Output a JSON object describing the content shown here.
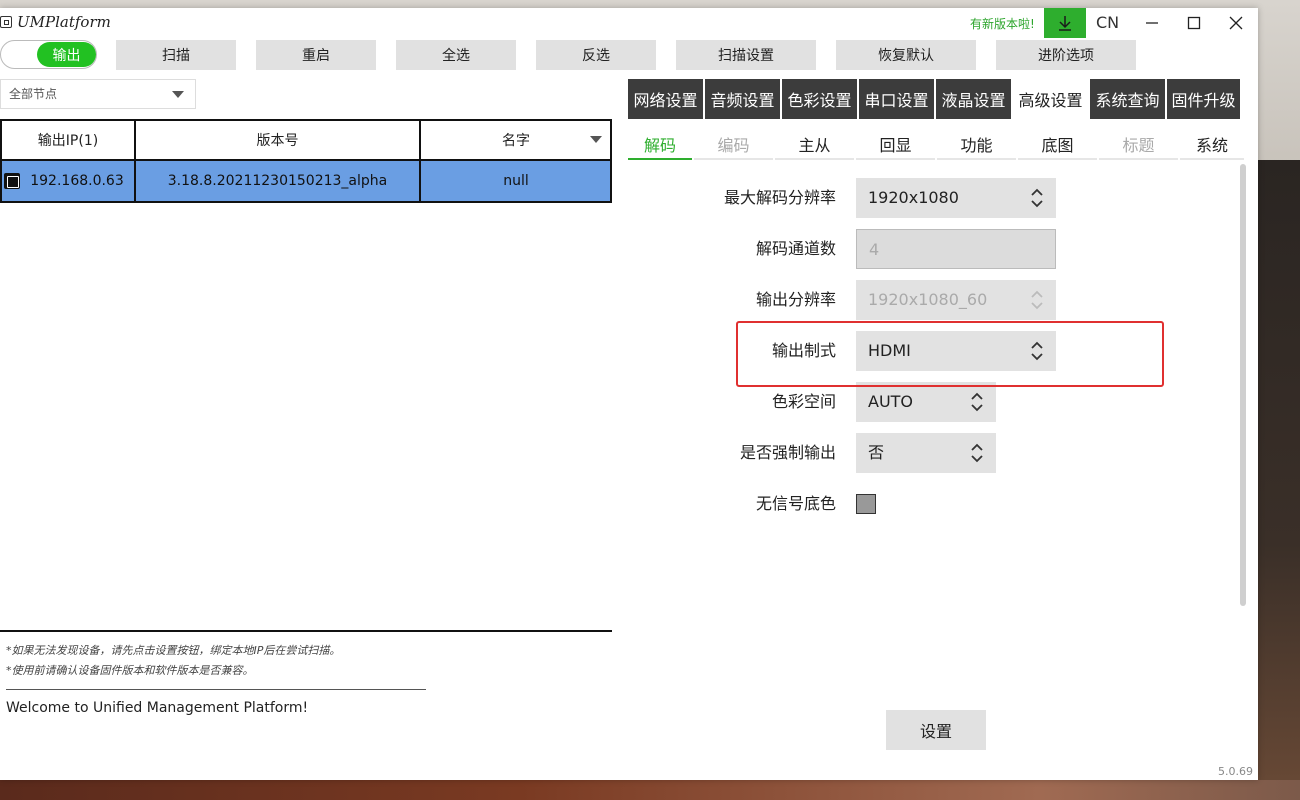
{
  "app": {
    "title": "UMPlatform",
    "new_version_notice": "有新版本啦!",
    "language": "CN"
  },
  "toolbar": {
    "toggle_label": "输出",
    "buttons": [
      "扫描",
      "重启",
      "全选",
      "反选",
      "扫描设置",
      "恢复默认",
      "进阶选项"
    ]
  },
  "node_filter": {
    "selected": "全部节点"
  },
  "device_table": {
    "headers": [
      "输出IP(1)",
      "版本号",
      "名字"
    ],
    "rows": [
      {
        "ip": "192.168.0.63",
        "version": "3.18.8.20211230150213_alpha",
        "name": "null",
        "selected": true
      }
    ]
  },
  "hints": [
    "*如果无法发现设备，请先点击设置按钮，绑定本地IP后在尝试扫描。",
    "*使用前请确认设备固件版本和软件版本是否兼容。"
  ],
  "welcome": "Welcome to Unified Management Platform!",
  "main_tabs": [
    "网络设置",
    "音频设置",
    "色彩设置",
    "串口设置",
    "液晶设置",
    "高级设置",
    "系统查询",
    "固件升级"
  ],
  "main_tab_active": "高级设置",
  "sub_tabs": [
    "解码",
    "编码",
    "主从",
    "回显",
    "功能",
    "底图",
    "标题",
    "系统"
  ],
  "sub_tab_active": "解码",
  "decode_settings": {
    "max_resolution": {
      "label": "最大解码分辨率",
      "value": "1920x1080"
    },
    "channels": {
      "label": "解码通道数",
      "value": "4"
    },
    "output_resolution": {
      "label": "输出分辨率",
      "value": "1920x1080_60"
    },
    "output_format": {
      "label": "输出制式",
      "value": "HDMI"
    },
    "color_space": {
      "label": "色彩空间",
      "value": "AUTO"
    },
    "force_output": {
      "label": "是否强制输出",
      "value": "否"
    },
    "no_signal_color": {
      "label": "无信号底色",
      "value": "#999999"
    }
  },
  "apply_button": "设置",
  "version": "5.0.69",
  "colors": {
    "accent_green": "#2eae2e",
    "selected_row": "#6a9ee3",
    "highlight_red": "#e03030",
    "dark_tab": "#3c3c3c"
  }
}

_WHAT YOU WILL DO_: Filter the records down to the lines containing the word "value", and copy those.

_YOUR SOLUTION_:
      "value": "1920x1080"
      "value": "4"
      "value": "1920x1080_60"
      "value": "HDMI"
      "value": "AUTO"
      "value": "否"
      "value": "#999999"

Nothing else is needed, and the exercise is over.